(Component data from apps and pages)
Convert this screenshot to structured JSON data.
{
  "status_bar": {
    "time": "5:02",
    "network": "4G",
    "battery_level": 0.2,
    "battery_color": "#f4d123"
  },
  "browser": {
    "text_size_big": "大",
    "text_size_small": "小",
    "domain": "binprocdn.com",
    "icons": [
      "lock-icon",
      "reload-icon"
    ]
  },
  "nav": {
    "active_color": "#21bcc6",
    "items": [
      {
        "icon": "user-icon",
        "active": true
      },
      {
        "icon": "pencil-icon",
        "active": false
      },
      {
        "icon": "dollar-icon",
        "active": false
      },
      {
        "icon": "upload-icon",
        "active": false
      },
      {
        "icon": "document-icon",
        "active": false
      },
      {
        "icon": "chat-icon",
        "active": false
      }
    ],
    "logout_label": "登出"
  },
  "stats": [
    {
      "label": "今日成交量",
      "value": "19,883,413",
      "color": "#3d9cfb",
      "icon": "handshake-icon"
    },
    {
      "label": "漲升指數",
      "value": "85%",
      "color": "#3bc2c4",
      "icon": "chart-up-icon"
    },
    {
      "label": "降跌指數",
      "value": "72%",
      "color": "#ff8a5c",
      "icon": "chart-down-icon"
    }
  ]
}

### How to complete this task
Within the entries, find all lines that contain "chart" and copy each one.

### Output for this task
      "icon": "chart-up-icon"
      "icon": "chart-down-icon"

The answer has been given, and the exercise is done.